“Our patients range in age from 20s to 90s with many diagnoses of DVT, COPD, many types of cancer, altered mental status, kidney and liver diseases, stroke, heart disease; again, it is a very busy med/surg unit,” she said, initially referring to deep vein thrombosis and chronic obstructive pulmonary disease. “I sing for almost all of my patients at some point during their stay, sometimes daily, and sometimes I am asked to sing for others. I sing all types of gospel, jazz — hard to beat Etta James singing ‘At Last’ — country, some ’70s and ’80s rock. Southern gospel is my favorite. If a patient asks for a song and I know even a verse, I will sing it for them.”

With National Nurses Week wrapping up Sunday, Ginger Tyra — CMC director of marketing and public relations — expressed it is the ideal time to highlight Green’s contributions.

"Carmen’s sweet, caring demeanor and beautiful voice seems to calm even the most anxious patient,” Tyra said. “As we celebrate National Nurses Week, I can’t think of a more appropriate time to share the story of how Carmen connects to her patients on a personal level and demonstrates our hospital’s mission each and every day.”

Green’s talents took center stage on Easter Sunday as she transformed into the Easter Bunny Nurse. Along with her face being painted with bunny features, her ensemble consisted of a white nurse’s uniform and bunny ears.

In addition to dispersing stickers and Scripture verse cards to patients, she also provided them the opportunity to select a song for her to perform from her Easter basket. The container carried about 70 eggs, filled with song titles. 

“As Easter approached this year, reality began to come to my mind that this would be the first year that neither child would be home to celebrate this wonderful Easter season,” she said. “It is one of my most favorite times of the year, and though this is absolutely completely about our Risen Savior, Jesus Christ, and what He did for everyone on the Cross of Calvary, we did have fun celebrating with the Easter bunny at our house.

“… I also realized that I would be working on Easter. Almost instantly, I began praying, asking the Lord, ‘What would you have me to do to celebrate Jesus while I work, especially for Easter?’ I knew it had to be a form of worship as well as fun for the patients and my colleagues. Again, almost instantly, I felt [the] Holy Spirit leading me to sing. So, the singing Easter Bunny Nurse was birthed. I talked with my supervisor to make certain that it was approved. She loved the idea.”

Primarily featuring religious songs, some of her prepared titles included “Amazing Grace,” “Glory to His Name,” “It Is Well With My Soul,” “Jesus Loves Me,” “The Old Rugged Cross,” “Here Comes Peter Cottontail” and “Easter Parade.”

“The sweetest thing that occurred and blessed me that day was a precious little lady whose grandchildren came to visit and she chose an egg with ‘Amazing Grace’ in it,” Green said. “We all sang together and praised the Lord in worship and added the ‘Praise God’ verse to the song. Holy Spirit filled that room with those little ones singing; it was a savored moment in time. A great blessing to me.”
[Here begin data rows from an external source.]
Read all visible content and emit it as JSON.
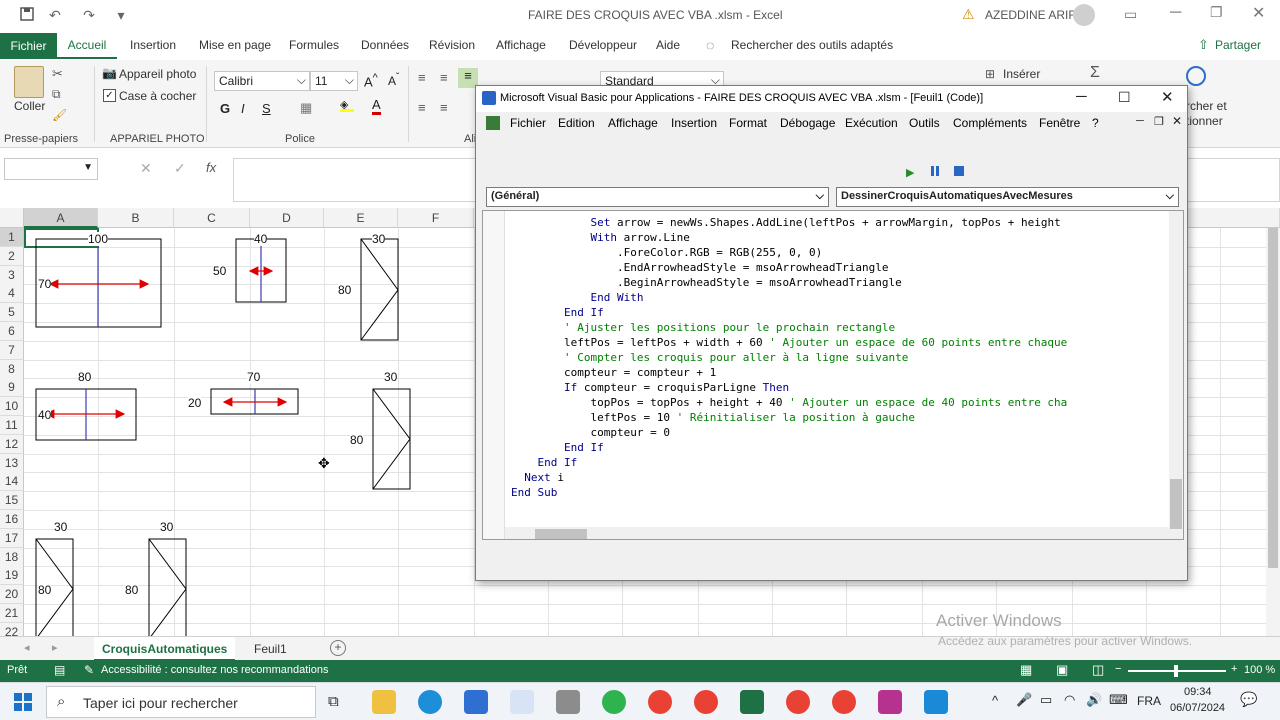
{
  "window": {
    "title": "FAIRE DES CROQUIS AVEC VBA .xlsm  -  Excel",
    "user": "AZEDDINE ARIF"
  },
  "tabs": [
    "Fichier",
    "Accueil",
    "Insertion",
    "Mise en page",
    "Formules",
    "Données",
    "Révision",
    "Affichage",
    "Développeur",
    "Aide"
  ],
  "search_tools": "Rechercher des outils adaptés",
  "share": "Partager",
  "ribbon": {
    "paste": "Coller",
    "clipboard_label": "Presse-papiers",
    "camera": "Appareil photo",
    "checkbox": "Case à cocher",
    "camera_group": "APPARIEL PHOTO",
    "font_name": "Calibri",
    "font_size": "11",
    "font_group": "Police",
    "align_group": "Ali",
    "number_format": "Standard",
    "insert": "Insérer",
    "find_line1": "rcher et",
    "find_line2": "tionner",
    "bold": "G",
    "italic": "I",
    "underline": "S"
  },
  "formula": {
    "fx": "fx"
  },
  "columns": [
    "A",
    "B",
    "C",
    "D",
    "E",
    "F"
  ],
  "rows": [
    "1",
    "2",
    "3",
    "4",
    "5",
    "6",
    "7",
    "8",
    "9",
    "10",
    "11",
    "12",
    "13",
    "14",
    "15",
    "16",
    "17",
    "18",
    "19",
    "20",
    "21",
    "22"
  ],
  "sketch_labels": {
    "r1_w": "100",
    "r1_h": "70",
    "r2_w": "40",
    "r2_h": "50",
    "r3_w": "30",
    "r3_h": "80",
    "r4_w": "80",
    "r4_h": "40",
    "r5_w": "70",
    "r5_h": "20",
    "r6_w": "30",
    "r6_h": "80",
    "r7_w": "30",
    "r7_h": "80",
    "r8_w": "30",
    "r8_h": "80"
  },
  "sheets": {
    "active": "CroquisAutomatiques",
    "other": "Feuil1"
  },
  "status": {
    "ready": "Prêt",
    "accessibility": "Accessibilité : consultez nos recommandations",
    "zoom": "100 %"
  },
  "taskbar": {
    "search": "Taper ici pour rechercher",
    "lang": "FRA",
    "time": "09:34",
    "date": "06/07/2024"
  },
  "activate": {
    "title": "Activer Windows",
    "sub": "Accédez aux paramètres pour activer Windows."
  },
  "vbe": {
    "title": "Microsoft Visual Basic pour Applications - FAIRE DES CROQUIS AVEC VBA .xlsm - [Feuil1 (Code)]",
    "menu": [
      "Fichier",
      "Edition",
      "Affichage",
      "Insertion",
      "Format",
      "Débogage",
      "Exécution",
      "Outils",
      "Compléments",
      "Fenêtre",
      "?"
    ],
    "object_combo": "(Général)",
    "proc_combo": "DessinerCroquisAutomatiquesAvecMesures",
    "code_lines": [
      {
        "t": "            Set arrow = newWs.Shapes.AddLine(leftPos + arrowMargin, topPos + height",
        "c": ""
      },
      {
        "t": "            With arrow.Line",
        "c": ""
      },
      {
        "t": "                .ForeColor.RGB = RGB(255, 0, 0)",
        "c": ""
      },
      {
        "t": "                .EndArrowheadStyle = msoArrowheadTriangle",
        "c": ""
      },
      {
        "t": "                .BeginArrowheadStyle = msoArrowheadTriangle",
        "c": ""
      },
      {
        "t": "            End With",
        "c": ""
      },
      {
        "t": "        End If",
        "c": ""
      },
      {
        "t": "",
        "c": ""
      },
      {
        "t": "        ' Ajuster les positions pour le prochain rectangle",
        "c": "cm"
      },
      {
        "t": "        leftPos = leftPos + width + 60 ' Ajouter un espace de 60 points entre chaque",
        "c": "mix60"
      },
      {
        "t": "",
        "c": ""
      },
      {
        "t": "        ' Compter les croquis pour aller à la ligne suivante",
        "c": "cm"
      },
      {
        "t": "        compteur = compteur + 1",
        "c": ""
      },
      {
        "t": "        If compteur = croquisParLigne Then",
        "c": ""
      },
      {
        "t": "            topPos = topPos + height + 40 ' Ajouter un espace de 40 points entre cha",
        "c": "mix40"
      },
      {
        "t": "            leftPos = 10 ' Réinitialiser la position à gauche",
        "c": "mix10"
      },
      {
        "t": "            compteur = 0",
        "c": ""
      },
      {
        "t": "        End If",
        "c": ""
      },
      {
        "t": "    End If",
        "c": ""
      },
      {
        "t": "  Next i",
        "c": ""
      },
      {
        "t": "End Sub",
        "c": ""
      }
    ]
  }
}
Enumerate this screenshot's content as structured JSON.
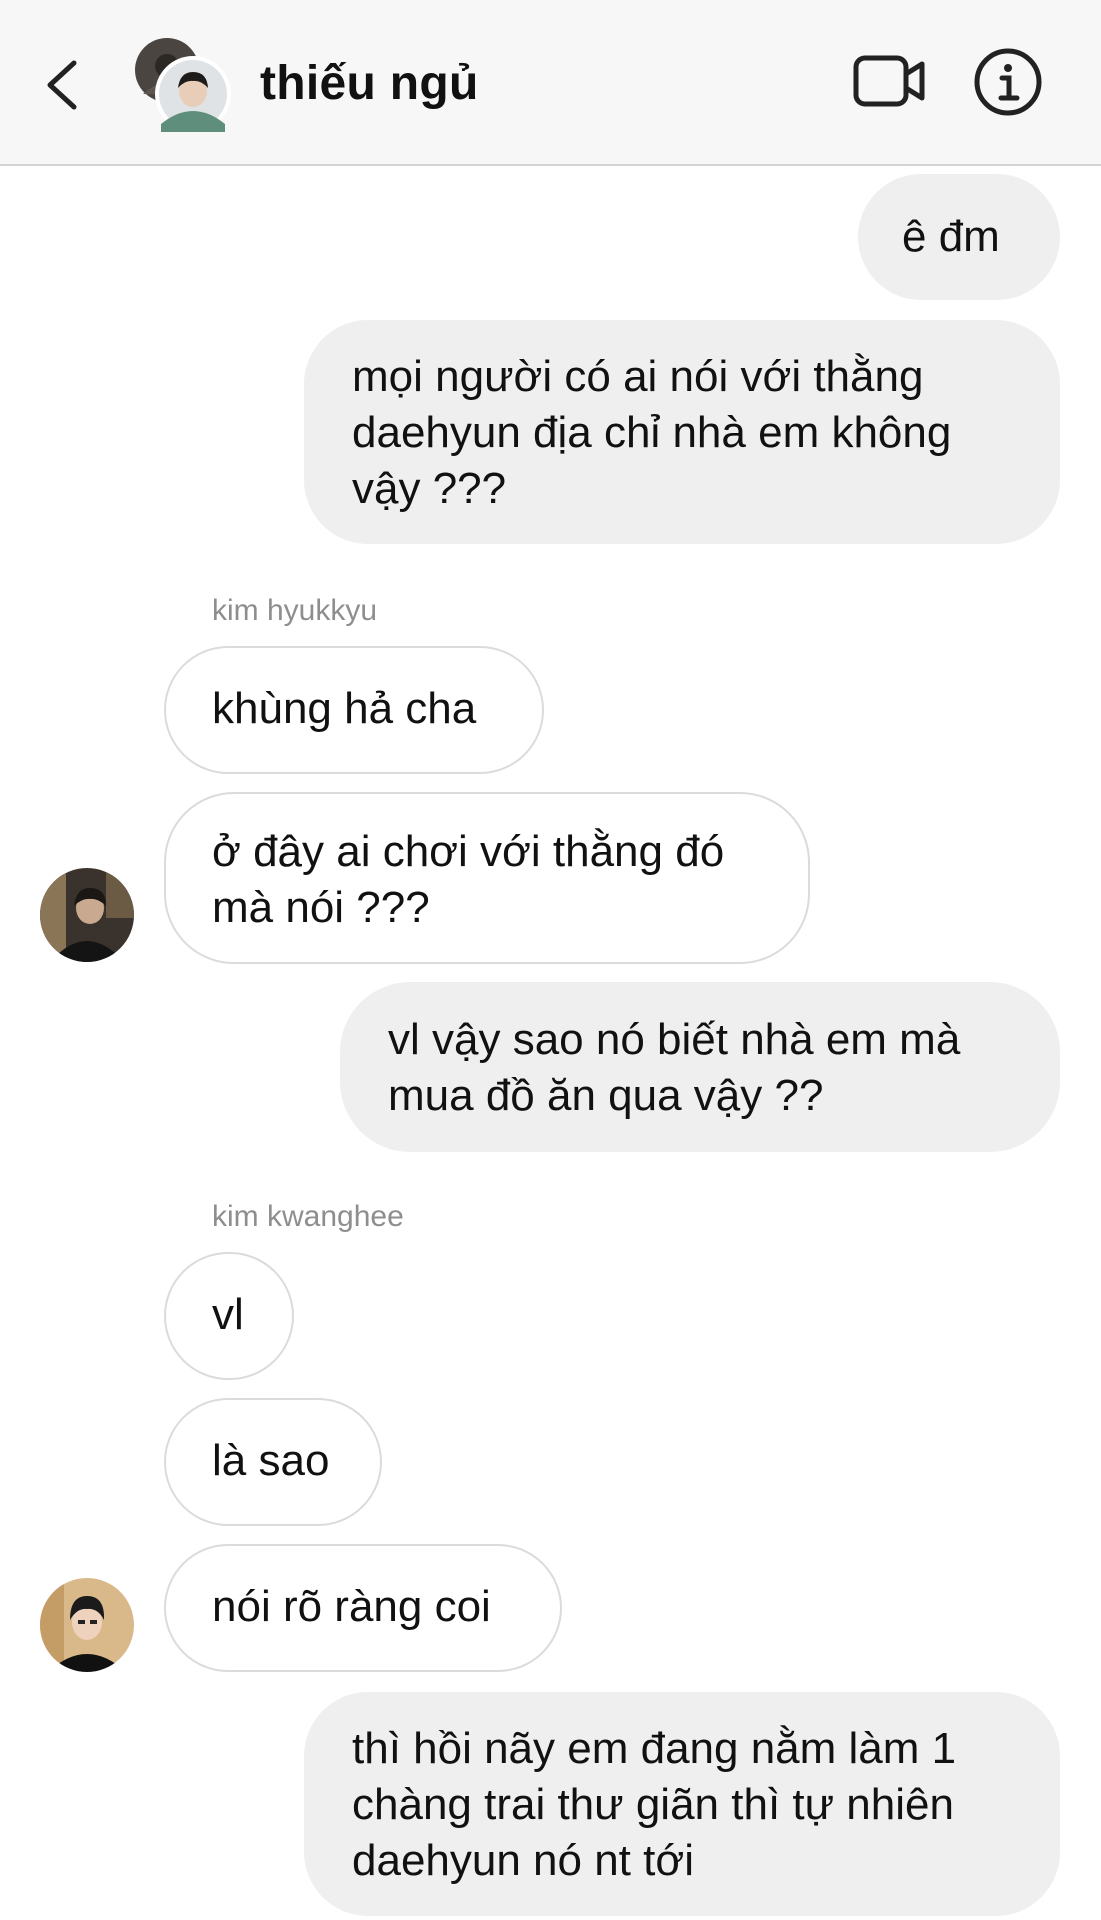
{
  "header": {
    "back_icon": "chevron-left-icon",
    "group_avatar_icon": "group-avatar",
    "title": "thiếu ngủ",
    "video_icon": "video-camera-icon",
    "info_icon": "info-icon"
  },
  "colors": {
    "header_bg": "#f7f7f7",
    "outgoing_bubble": "#efefef",
    "incoming_bubble_border": "#dbdbdb",
    "sender_name": "#8e8e8e"
  },
  "messages": [
    {
      "direction": "outgoing",
      "text": "ê đm"
    },
    {
      "direction": "outgoing",
      "text": "mọi người có ai nói với thằng\ndaehyun địa chỉ nhà em không\nvậy ???"
    },
    {
      "direction": "incoming",
      "sender": "kim hyukkyu",
      "text": "khùng hả cha"
    },
    {
      "direction": "incoming",
      "sender": "kim hyukkyu",
      "text": "ở đây ai chơi với thằng đó\nmà nói ???",
      "avatar": "hyukkyu-avatar"
    },
    {
      "direction": "outgoing",
      "text": "vl vậy sao nó biết nhà em mà\nmua đồ ăn qua vậy ??"
    },
    {
      "direction": "incoming",
      "sender": "kim kwanghee",
      "text": "vl"
    },
    {
      "direction": "incoming",
      "sender": "kim kwanghee",
      "text": "là sao"
    },
    {
      "direction": "incoming",
      "sender": "kim kwanghee",
      "text": "nói rõ ràng coi",
      "avatar": "kwanghee-avatar"
    },
    {
      "direction": "outgoing",
      "text": "thì hồi nãy em đang nằm làm 1\nchàng trai thư giãn thì tự nhiên\ndaehyun nó nt tới"
    }
  ],
  "sender_labels": {
    "hyukkyu": "kim hyukkyu",
    "kwanghee": "kim kwanghee"
  }
}
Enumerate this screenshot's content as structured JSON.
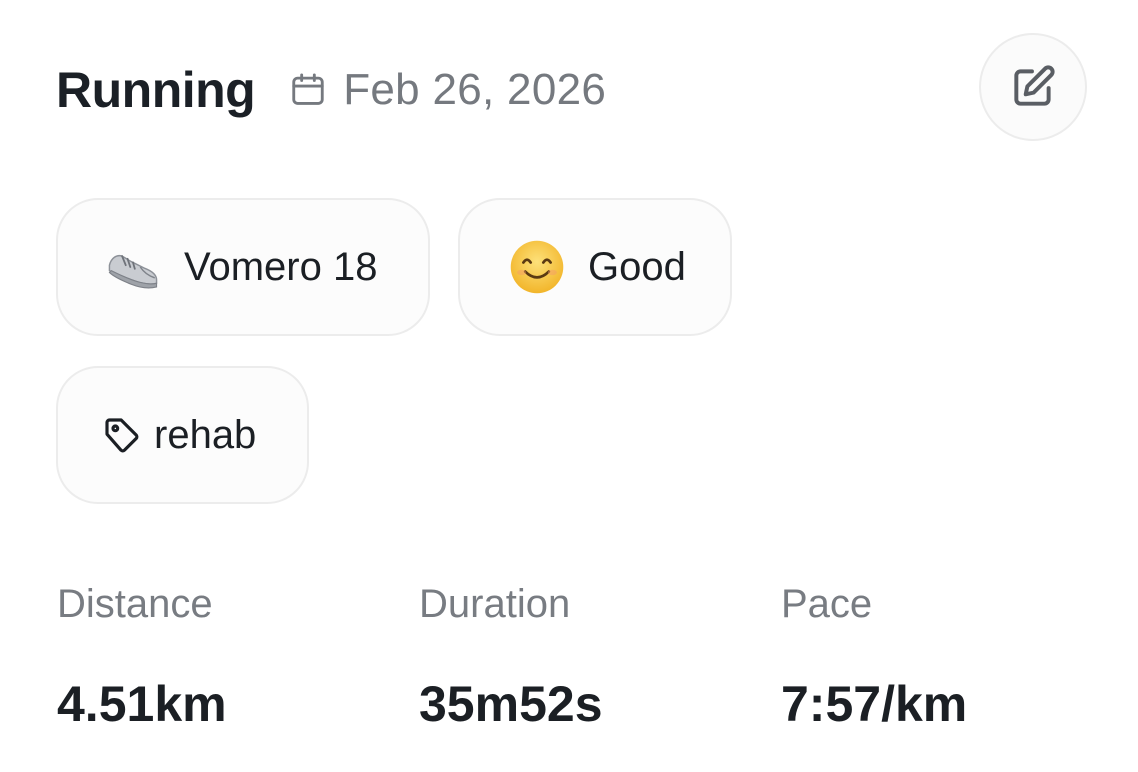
{
  "activity": {
    "title": "Running",
    "date": "Feb 26, 2026"
  },
  "chips": {
    "shoe": {
      "label": "Vomero 18",
      "icon": "running-shoe-icon"
    },
    "mood": {
      "label": "Good",
      "icon": "smiling-face-icon"
    },
    "tag": {
      "label": "rehab",
      "icon": "tag-icon"
    }
  },
  "stats": {
    "distance": {
      "label": "Distance",
      "value": "4.51km"
    },
    "duration": {
      "label": "Duration",
      "value": "35m52s"
    },
    "pace": {
      "label": "Pace",
      "value": "7:57/km"
    }
  },
  "colors": {
    "title": "#1b2026",
    "muted": "#75797f",
    "chip_border": "#ececec",
    "emoji_face": "#f5c341"
  }
}
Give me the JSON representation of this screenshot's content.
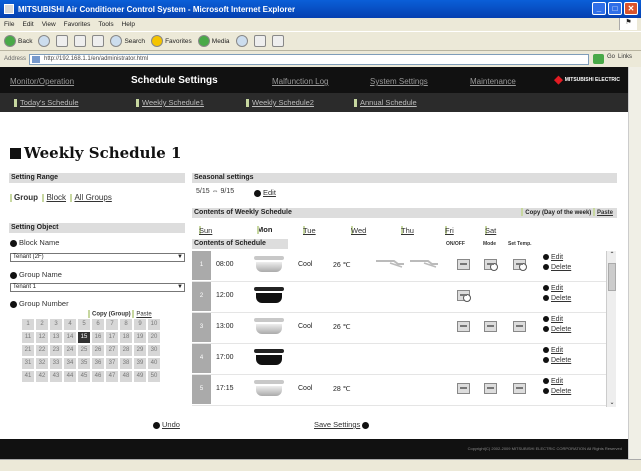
{
  "window": {
    "title": "MITSUBISHI Air Conditioner Control System - Microsoft Internet Explorer",
    "minimize": "_",
    "maximize": "□",
    "close": "✕"
  },
  "menu": [
    "File",
    "Edit",
    "View",
    "Favorites",
    "Tools",
    "Help"
  ],
  "toolbar": {
    "back": "Back",
    "search": "Search",
    "favorites": "Favorites",
    "media": "Media"
  },
  "address": {
    "label": "Address",
    "url": "http://192.168.1.1/en/administrator.html",
    "go": "Go",
    "links": "Links"
  },
  "nav": {
    "main": [
      "Monitor/Operation",
      "Schedule Settings",
      "Malfunction Log",
      "System Settings",
      "Maintenance"
    ],
    "active_index": 1,
    "sub": [
      "Today's Schedule",
      "Weekly Schedule1",
      "Weekly Schedule2",
      "Annual Schedule"
    ],
    "brand": "MITSUBISHI ELECTRIC"
  },
  "page_title": "Weekly Schedule 1",
  "setting_range": {
    "header": "Setting Range",
    "options": [
      "Group",
      "Block",
      "All Groups"
    ],
    "selected": "Group"
  },
  "setting_object": {
    "header": "Setting Object",
    "block_name_label": "Block Name",
    "block_name_value": "Tenant (2F)",
    "group_name_label": "Group Name",
    "group_name_value": "Tenant 1",
    "group_number_label": "Group Number",
    "copy_group": "Copy (Group)",
    "paste": "Paste",
    "numbers": [
      "1",
      "2",
      "3",
      "4",
      "5",
      "6",
      "7",
      "8",
      "9",
      "10",
      "11",
      "12",
      "13",
      "14",
      "15",
      "16",
      "17",
      "18",
      "19",
      "20",
      "21",
      "22",
      "23",
      "24",
      "25",
      "26",
      "27",
      "28",
      "29",
      "30",
      "31",
      "32",
      "33",
      "34",
      "35",
      "36",
      "37",
      "38",
      "39",
      "40",
      "41",
      "42",
      "43",
      "44",
      "45",
      "46",
      "47",
      "48",
      "49",
      "50"
    ],
    "selected_number": "15"
  },
  "seasonal": {
    "header": "Seasonal settings",
    "range": "5/15 ⇔ 9/15",
    "edit": "Edit"
  },
  "weekly": {
    "header": "Contents of Weekly Schedule",
    "copy_day": "Copy (Day of the week)",
    "paste": "Paste",
    "days": [
      "Sun",
      "Mon",
      "Tue",
      "Wed",
      "Thu",
      "Fri",
      "Sat"
    ],
    "selected_day": "Mon"
  },
  "schedule": {
    "header": "Contents of Schedule",
    "col_onoff": "ON/OFF",
    "col_mode": "Mode",
    "col_settemp": "Set Temp.",
    "edit": "Edit",
    "delete": "Delete",
    "rows": [
      {
        "idx": "1",
        "time": "08:00",
        "unit": "on",
        "mode": "Cool",
        "temp": "26 ℃"
      },
      {
        "idx": "2",
        "time": "12:00",
        "unit": "off",
        "mode": "",
        "temp": ""
      },
      {
        "idx": "3",
        "time": "13:00",
        "unit": "on",
        "mode": "Cool",
        "temp": "26 ℃"
      },
      {
        "idx": "4",
        "time": "17:00",
        "unit": "off",
        "mode": "",
        "temp": ""
      },
      {
        "idx": "5",
        "time": "17:15",
        "unit": "on",
        "mode": "Cool",
        "temp": "28 ℃"
      }
    ]
  },
  "bottom": {
    "undo": "Undo",
    "save": "Save Settings"
  },
  "footer": "Copyright(C) 2002-2009 MITSUBISHI ELECTRIC CORPORATION All Rights Reserved",
  "colors": {
    "nav_bg": "#111111",
    "accent_bar": "#c7d7a0",
    "section_header": "#dddddd",
    "title_bar": "#0a5fd8"
  }
}
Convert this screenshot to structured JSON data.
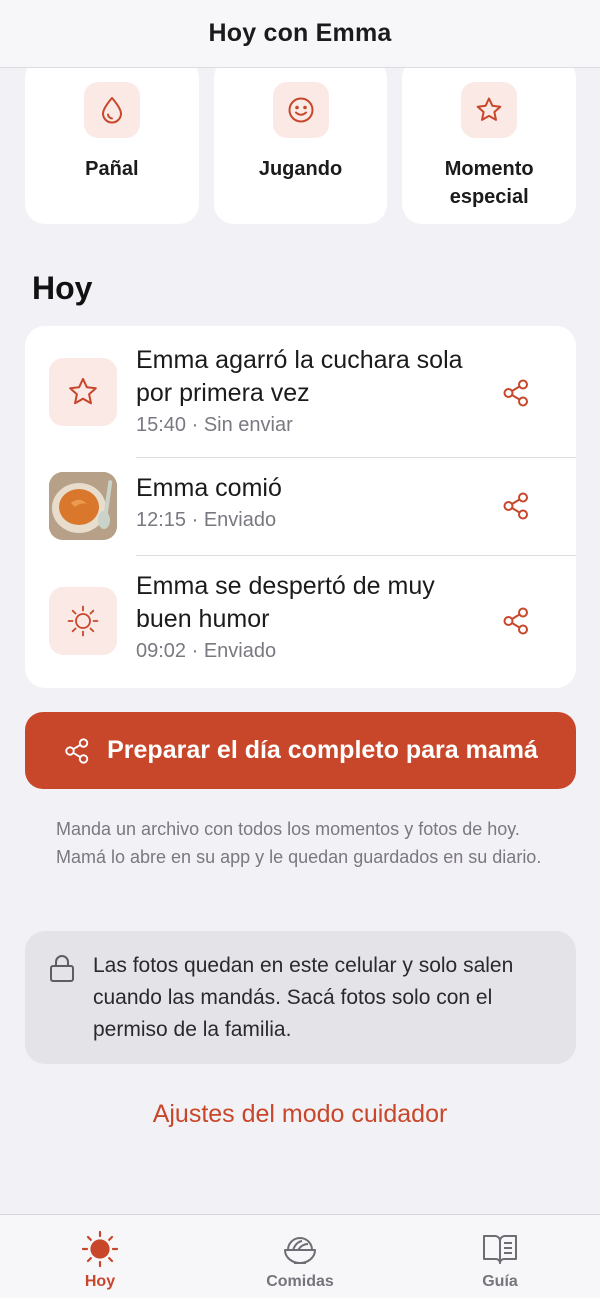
{
  "header": {
    "title": "Hoy con Emma"
  },
  "quick_actions": [
    {
      "label": "Pañal",
      "icon": "drop-icon"
    },
    {
      "label": "Jugando",
      "icon": "smile-icon"
    },
    {
      "label": "Momento especial",
      "icon": "star-icon"
    }
  ],
  "section": {
    "title": "Hoy"
  },
  "moments": [
    {
      "title": "Emma agarró la cuchara sola por primera vez",
      "time": "15:40 · Sin enviar",
      "icon": "star-icon"
    },
    {
      "title": "Emma comió",
      "time": "12:15 · Enviado",
      "icon": "food-photo"
    },
    {
      "title": "Emma se despertó de muy buen humor",
      "time": "09:02 · Enviado",
      "icon": "sun-icon"
    }
  ],
  "primary_button": {
    "label": "Preparar el día completo para mamá",
    "icon": "share-icon"
  },
  "helper_text": "Manda un archivo con todos los momentos y fotos de hoy. Mamá lo abre en su app y le quedan guardados en su diario.",
  "privacy_notice": {
    "text": "Las fotos quedan en este celular y solo salen cuando las mandás. Sacá fotos solo con el permiso de la familia.",
    "icon": "lock-icon"
  },
  "settings_link": "Ajustes del modo cuidador",
  "tabs": [
    {
      "label": "Hoy",
      "icon": "sun-icon",
      "active": true
    },
    {
      "label": "Comidas",
      "icon": "bowl-icon",
      "active": false
    },
    {
      "label": "Guía",
      "icon": "book-icon",
      "active": false
    }
  ],
  "colors": {
    "accent": "#c8472b",
    "accent_soft": "#fbe9e6",
    "background": "#f2f1f5"
  }
}
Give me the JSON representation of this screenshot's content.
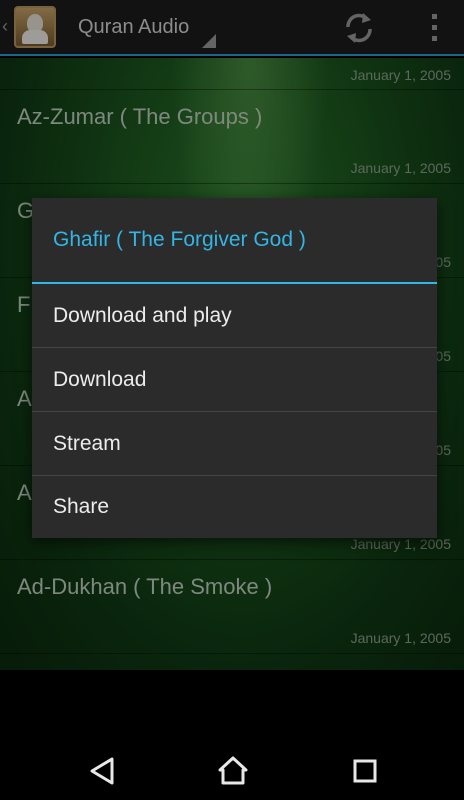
{
  "actionbar": {
    "title": "Quran Audio",
    "icons": {
      "app": "sheikh-avatar-icon",
      "refresh": "refresh-icon",
      "overflow": "overflow-menu-icon"
    }
  },
  "list": {
    "items": [
      {
        "title": "",
        "date": "January 1, 2005"
      },
      {
        "title": "Az-Zumar ( The Groups )",
        "date": "January 1, 2005"
      },
      {
        "title": "G",
        "date": "2005"
      },
      {
        "title": "F",
        "date": "2005"
      },
      {
        "title": "A",
        "date": "2005"
      },
      {
        "title": "A",
        "date": "January 1, 2005"
      },
      {
        "title": "Ad-Dukhan ( The Smoke )",
        "date": "January 1, 2005"
      }
    ]
  },
  "dialog": {
    "title": "Ghafir ( The Forgiver God )",
    "options": [
      "Download and play",
      "Download",
      "Stream",
      "Share"
    ]
  },
  "navbar": {
    "icons": [
      "back-icon",
      "home-icon",
      "recents-icon"
    ]
  },
  "colors": {
    "accent": "#33b5e5",
    "dialog_bg": "#2b2b2b",
    "actionbar_bg": "#1d1d1d"
  }
}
Becoming a registered nurse in 1995, Green took a more than 20-year absence from her career to help raise her two daughters, who are currently attending college. Excited to return to nursing, she is grateful the 2 North unit has welcomed her with “open arms.”

“I am very thankful that I work for an organization that allows me to embrace my faith,” she said. “As a professional nurse, it is not always about a pill or position, even preference, sometimes it is about prayer. I stand with many nurses who already incorporate seeking spiritual aspects of healing and the many who are to come. Everything that I am or even aspire to be belongs to Jesus. He is the only one who gets the praise for all of my days and any of my Easters or holidays to come.

“For me, being a servant of Christ and a nurse go hand in hand. It is never about me, my needs or wants, but rather about service. I am not perfect. I am thankful that the Lord is never looking for perfection, but rather faithfulness and availability to be used for His kingdom. Nothing that I do will ever deserve praise, it all belongs to my Savior, Jesus. He is alive. He still heals. He still forgives. He still saves.”